“It’s incredible to see the effect it’s having on people,” Miriam-Teak tells Teen Vogue. She was in the original ensemble cast of London’s Hamilton while also understudying for the three Schuyler sisters before she was plucked from the metaphorical chorus line into the role of a lifetime.
When Miriam-Teak leaves the stage door each night to see people from the audience waiting to talk to her, both young and old, they keep telling her one thing: they’re so uplifted by the story. “It resonates with them so much,” Miriam-Teak continues, “this story about the discovery of loving yourself. It’s just so easy nowadays, especially with social media, to look at other people and think lesser of yourself, but [I think this show] can be used to inspire and uplift [us].”

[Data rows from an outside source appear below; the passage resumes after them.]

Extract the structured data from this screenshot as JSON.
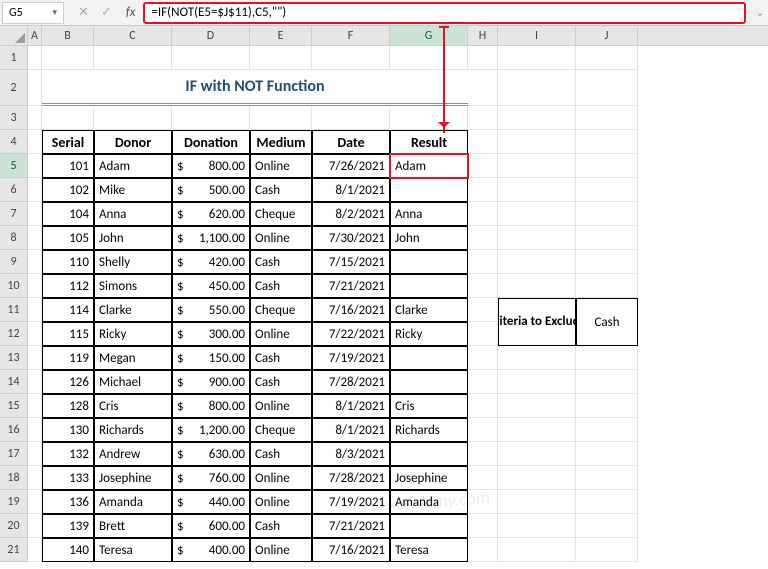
{
  "nameBox": "G5",
  "formula": "=IF(NOT(E5=$J$11),C5,\"\")",
  "columns": [
    "A",
    "B",
    "C",
    "D",
    "E",
    "F",
    "G",
    "H",
    "I",
    "J"
  ],
  "activeCol": "G",
  "activeRow": 5,
  "title": "IF with NOT Function",
  "headers": {
    "serial": "Serial",
    "donor": "Donor",
    "donation": "Donation",
    "medium": "Medium",
    "date": "Date",
    "result": "Result"
  },
  "rows": [
    {
      "n": 5,
      "serial": "101",
      "donor": "Adam",
      "donation": "800.00",
      "medium": "Online",
      "date": "7/26/2021",
      "result": "Adam"
    },
    {
      "n": 6,
      "serial": "102",
      "donor": "Mike",
      "donation": "500.00",
      "medium": "Cash",
      "date": "8/1/2021",
      "result": ""
    },
    {
      "n": 7,
      "serial": "104",
      "donor": "Anna",
      "donation": "620.00",
      "medium": "Cheque",
      "date": "8/2/2021",
      "result": "Anna"
    },
    {
      "n": 8,
      "serial": "105",
      "donor": "John",
      "donation": "1,100.00",
      "medium": "Online",
      "date": "7/30/2021",
      "result": "John"
    },
    {
      "n": 9,
      "serial": "110",
      "donor": "Shelly",
      "donation": "420.00",
      "medium": "Cash",
      "date": "7/15/2021",
      "result": ""
    },
    {
      "n": 10,
      "serial": "112",
      "donor": "Simons",
      "donation": "450.00",
      "medium": "Cash",
      "date": "7/21/2021",
      "result": ""
    },
    {
      "n": 11,
      "serial": "114",
      "donor": "Clarke",
      "donation": "550.00",
      "medium": "Cheque",
      "date": "7/16/2021",
      "result": "Clarke"
    },
    {
      "n": 12,
      "serial": "115",
      "donor": "Ricky",
      "donation": "300.00",
      "medium": "Online",
      "date": "7/22/2021",
      "result": "Ricky"
    },
    {
      "n": 13,
      "serial": "119",
      "donor": "Megan",
      "donation": "150.00",
      "medium": "Cash",
      "date": "7/19/2021",
      "result": ""
    },
    {
      "n": 14,
      "serial": "126",
      "donor": "Michael",
      "donation": "900.00",
      "medium": "Cash",
      "date": "7/28/2021",
      "result": ""
    },
    {
      "n": 15,
      "serial": "128",
      "donor": "Cris",
      "donation": "800.00",
      "medium": "Online",
      "date": "8/1/2021",
      "result": "Cris"
    },
    {
      "n": 16,
      "serial": "130",
      "donor": "Richards",
      "donation": "1,200.00",
      "medium": "Cheque",
      "date": "8/1/2021",
      "result": "Richards"
    },
    {
      "n": 17,
      "serial": "132",
      "donor": "Andrew",
      "donation": "630.00",
      "medium": "Cash",
      "date": "8/3/2021",
      "result": ""
    },
    {
      "n": 18,
      "serial": "133",
      "donor": "Josephine",
      "donation": "760.00",
      "medium": "Online",
      "date": "7/28/2021",
      "result": "Josephine"
    },
    {
      "n": 19,
      "serial": "136",
      "donor": "Amanda",
      "donation": "440.00",
      "medium": "Online",
      "date": "7/19/2021",
      "result": "Amanda"
    },
    {
      "n": 20,
      "serial": "139",
      "donor": "Brett",
      "donation": "600.00",
      "medium": "Cash",
      "date": "7/21/2021",
      "result": ""
    },
    {
      "n": 21,
      "serial": "140",
      "donor": "Teresa",
      "donation": "400.00",
      "medium": "Online",
      "date": "7/16/2021",
      "result": "Teresa"
    }
  ],
  "criteria": {
    "label": "Criteria to Exclude",
    "value": "Cash"
  },
  "currency": "$",
  "watermark": "exceldemy.com"
}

The show is heavy-handed with the corny, considering all those melodramatic pop-songs but they lean in so hard that you end up completely on board with all of it, bopping your head to Britney Spears’ “…Baby One More Time,” tapping your feet along with Demi Lovato’s “Confident” and getting emotional at Katy Perry’s “Roar.” But maybe the most exciting part of &Juliet is that — though it’s totally modernized and way off-script from Shakespeare’s original romantic tragedy — it’s getting to come full circle on exploring his gender-bending characters.
For most of Shakespeare’s career as a playwright, it was illegal for women to perform in theater. Thus, he was confined to write his female roles for his male actors, but would often he would take it a step further and, in effect, erase gender altogether.

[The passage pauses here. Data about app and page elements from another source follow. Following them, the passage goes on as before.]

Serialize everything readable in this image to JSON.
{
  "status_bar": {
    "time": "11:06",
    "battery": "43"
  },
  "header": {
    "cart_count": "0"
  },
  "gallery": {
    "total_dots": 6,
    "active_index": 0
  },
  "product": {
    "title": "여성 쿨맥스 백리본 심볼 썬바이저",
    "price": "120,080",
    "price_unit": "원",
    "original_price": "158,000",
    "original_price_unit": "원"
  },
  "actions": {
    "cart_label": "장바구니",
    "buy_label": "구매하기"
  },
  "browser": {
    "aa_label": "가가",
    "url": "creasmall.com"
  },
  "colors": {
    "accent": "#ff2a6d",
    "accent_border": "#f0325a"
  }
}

In &Juliet, Juliet’s bestie, May (Arun Blair-Mangat) gets to wear corsets and a flower crown and beautifully rendition Britney Spears’ “I’m Not a Girl, Not Yet a Woman.” They’re not defined at any point by gender and May gets to fall in love with a man and the two of them have a duet together with Katy Perry’s “I Kissed a Girl.”
“Shakespeare never really paid any attention to gender,” says Miriam-Teak, “and now, we’re introducing this character where we’re not confining them to any bracket of gender, [and we just get to follow them on their] discovery of who they want to be in this world. Nobody needs to ask any questions about it and everybody’s OK with it, and that’s a beautiful thing. [I love] that we’re going in that direction.”
Another direction &Juliet is taking us in is the portrayal of Juliet as a young, Black woman with a very clear direction of how she wants to improve her life, despite past traumas and mistakes she may have made.
David, to his credit, had the idea of a transformative and empowering Juliet, but he originally wrote her as subservient with a journey of her finding the confidence she needed to move on with her life. But when Miriam-Teak walked into the room with her explosive energy and built-in confidence, David went back to the drawing board to came up with “this empowered version of Juliet that feels way more 2019,” as he told BBC News.
“It's not as simplistic as going, ‘stand up to the patriarchy!’ or ‘women should have a voice,” he says. “It’s about saying, as a young person and as a young woman, ‘I know who I am and I don’t need to apologize for that. And I think that feels like a more dynamic character than where I was four years ago [with the story].”
“[I helped] mold Juliet to start from a place of strength,” says Miriam-Teak. “She wasn’t ever not strong. It was just about finding a way that she could display that in this new world. It’s also about how she can inspire others to do the same, [to come from] a place of self-love.”
&Juliet is now playing at The Shaftsbury Theatre in London. For more information, visit www.andjulietthemusical.co.uk
Originally Appeared on Teen Vogue